Utility-scale solar power generation alone is expected to increase by 45 percent by 2017, according to the Energy Department. Administration officials express an ambition to make wind power the source of more than a third of the American electricity supply by 2050.
In China, the world’s biggest greenhouse gas emitter, the government implemented a new rule that no matter how low world crude oil prices may fall, the price of gasoline and diesel will continue to be set as though the world price of oil were still $40 a barrel. The goal is to prevent gasoline and diesel from becoming so cheap that China’s citizens would start consuming it indiscriminately.
China’s heavily state-owned refining industry will also not be allowed to keep the extra profits from buying crude oil cheaply and selling gasoline and diesel as though the crude oil still cost $40 a barrel. Instead, the Chinese government will take the extra refining profit margin and put the money into a special fund for energy conservation and pollution control.
But across the globe, the picture is not entirely rosy for zero-emission technologies.
Several nuclear power plants, which emit virtually no greenhouse gases, have closed in the United States in recent years, and few are under construction in part because of the competition of cheap natural gas.
Low oil prices also jeopardize the development of alternative fuels to replace petroleum in transportation and industry, including the advanced biofuels that once looked so promising. Cheap oil also reduces the price of diesel, the primary competitor of renewables in spreading electricity generation to impoverished rural areas of Africa and Southeast Asia.
And if governments’ support wanes, the alternative fuel industries could take a hit.
In Spain, the development of renewables has slowed to a crawl since the government started weakening support in 2009 because of an economic downturn. In Britain, analysts warn that the wind and solar industries could collapse as the government shifts subsidies away from renewables; two global wind developers recently canceled projects there. And in the United States, when an important tax credit lapsed briefly in 2013, installations of new wind farms all but ceased, falling 92 percent for the year.
“The challenge for governments is to continue appropriate clean energy subsidies even while the fossil fuel industry clamors over low prices,” said Paul Bledsoe, who was a staff member of the White House Climate Change Task Force under former President Bill Clinton.
Many developing countries have taken advantage of the decline in oil prices to cut subsidies on fuel consumption. India, Indonesia and Angola, among others, have taken such action, a move that economists say could conserve millions of barrels of oil from being burned every year in the future.
Saudi Arabia, one of the top energy-consuming nations, this month increased gasoline prices by 50 percent, and natural gas for industry and electrical generation by 67 percent.
Ultimately, supporters of the climate accord say that low oil prices can cut both ways in the march to renewables.
“It’s a double-edged sword,” said Amy Myers Jaffe, executive director for energy and sustainability at the University of California, Davis. She noted that low oil prices were cutting investments in drilling, which meant fewer emissions of methane, a powerful greenhouse gas, at well sites, and “it has clearly not slowed down the switch toward renewable energy.”
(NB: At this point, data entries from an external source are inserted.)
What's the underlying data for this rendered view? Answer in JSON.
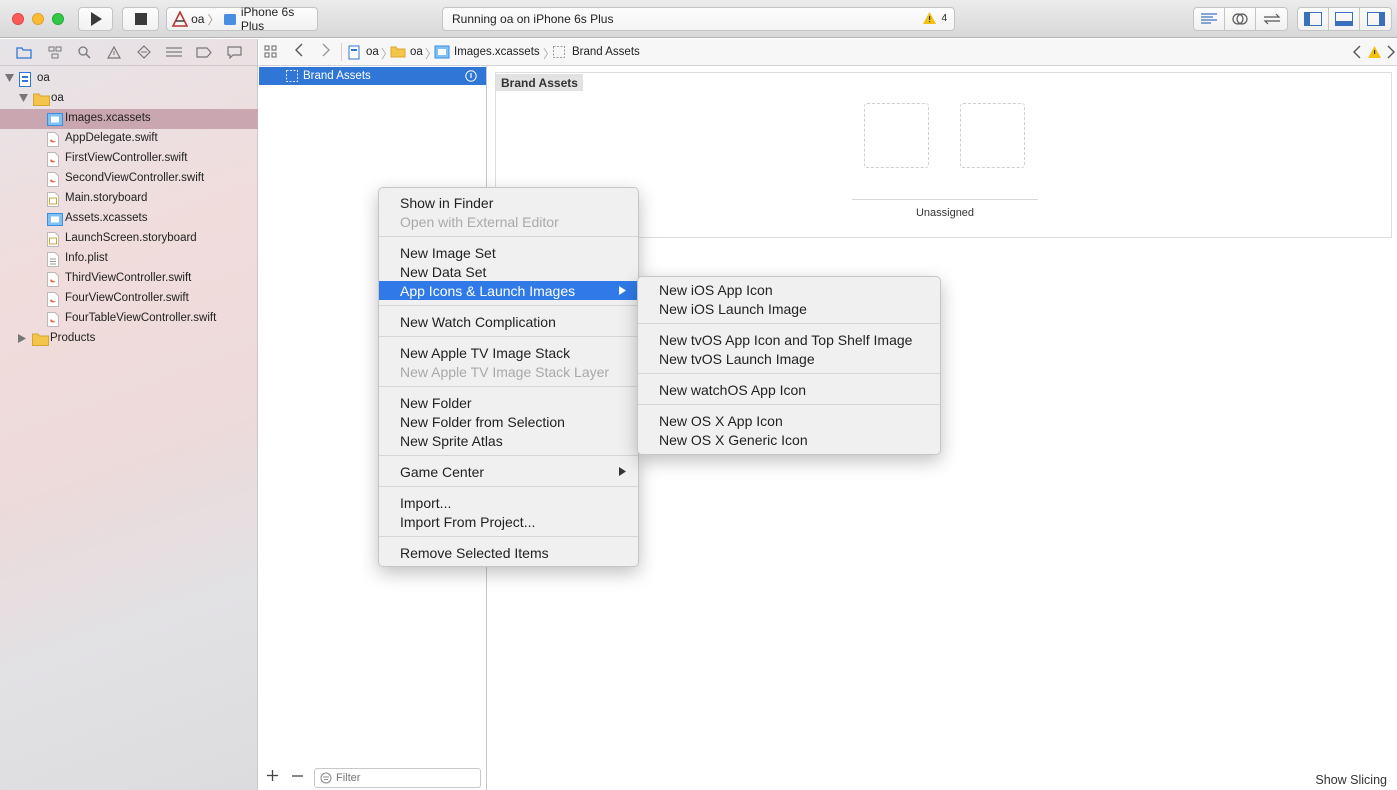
{
  "toolbar": {
    "scheme_target": "oa",
    "scheme_device": "iPhone 6s Plus",
    "status_text": "Running oa on iPhone 6s Plus",
    "warning_count": "4"
  },
  "navigator": {
    "tree": [
      {
        "label": "oa",
        "kind": "project",
        "level": 0,
        "expanded": true
      },
      {
        "label": "oa",
        "kind": "folder",
        "level": 1,
        "expanded": true
      },
      {
        "label": "Images.xcassets",
        "kind": "assets",
        "level": 2,
        "selected": true
      },
      {
        "label": "AppDelegate.swift",
        "kind": "swift",
        "level": 2
      },
      {
        "label": "FirstViewController.swift",
        "kind": "swift",
        "level": 2
      },
      {
        "label": "SecondViewController.swift",
        "kind": "swift",
        "level": 2
      },
      {
        "label": "Main.storyboard",
        "kind": "storyboard",
        "level": 2
      },
      {
        "label": "Assets.xcassets",
        "kind": "assets",
        "level": 2
      },
      {
        "label": "LaunchScreen.storyboard",
        "kind": "storyboard",
        "level": 2
      },
      {
        "label": "Info.plist",
        "kind": "plist",
        "level": 2
      },
      {
        "label": "ThirdViewController.swift",
        "kind": "swift",
        "level": 2
      },
      {
        "label": "FourViewController.swift",
        "kind": "swift",
        "level": 2
      },
      {
        "label": "FourTableViewController.swift",
        "kind": "swift",
        "level": 2
      },
      {
        "label": "Products",
        "kind": "folder",
        "level": 0,
        "expanded": false
      }
    ]
  },
  "jumpbar": {
    "crumbs": [
      "oa",
      "oa",
      "Images.xcassets",
      "Brand Assets"
    ]
  },
  "asset_list": {
    "selected_item": "Brand Assets",
    "filter_placeholder": "Filter"
  },
  "editor": {
    "group_title": "Brand Assets",
    "slot_label": "Unassigned",
    "show_slicing": "Show Slicing"
  },
  "context_menu": {
    "items": [
      {
        "label": "Show in Finder",
        "enabled": true
      },
      {
        "label": "Open with External Editor",
        "enabled": false
      },
      {
        "separator": true
      },
      {
        "label": "New Image Set",
        "enabled": true
      },
      {
        "label": "New Data Set",
        "enabled": true
      },
      {
        "label": "App Icons & Launch Images",
        "enabled": true,
        "submenu": true,
        "highlighted": true
      },
      {
        "separator": true
      },
      {
        "label": "New Watch Complication",
        "enabled": true
      },
      {
        "separator": true
      },
      {
        "label": "New Apple TV Image Stack",
        "enabled": true
      },
      {
        "label": "New Apple TV Image Stack Layer",
        "enabled": false
      },
      {
        "separator": true
      },
      {
        "label": "New Folder",
        "enabled": true
      },
      {
        "label": "New Folder from Selection",
        "enabled": true
      },
      {
        "label": "New Sprite Atlas",
        "enabled": true
      },
      {
        "separator": true
      },
      {
        "label": "Game Center",
        "enabled": true,
        "submenu": true
      },
      {
        "separator": true
      },
      {
        "label": "Import...",
        "enabled": true
      },
      {
        "label": "Import From Project...",
        "enabled": true
      },
      {
        "separator": true
      },
      {
        "label": "Remove Selected Items",
        "enabled": true
      }
    ]
  },
  "submenu": {
    "items": [
      {
        "label": "New iOS App Icon"
      },
      {
        "label": "New iOS Launch Image"
      },
      {
        "separator": true
      },
      {
        "label": "New tvOS App Icon and Top Shelf Image"
      },
      {
        "label": "New tvOS Launch Image"
      },
      {
        "separator": true
      },
      {
        "label": "New watchOS App Icon"
      },
      {
        "separator": true
      },
      {
        "label": "New OS X App Icon"
      },
      {
        "label": "New OS X Generic Icon"
      }
    ]
  }
}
But at the same time, Ms. Jaffe said, low gasoline prices make driving more attractive, and in larger vehicles as well.
“It’s crippling for electric cars,” she said, “because the thing that made you think about buying an electric car was it was so painful for you to fill up your car with gasoline that was so expensive.”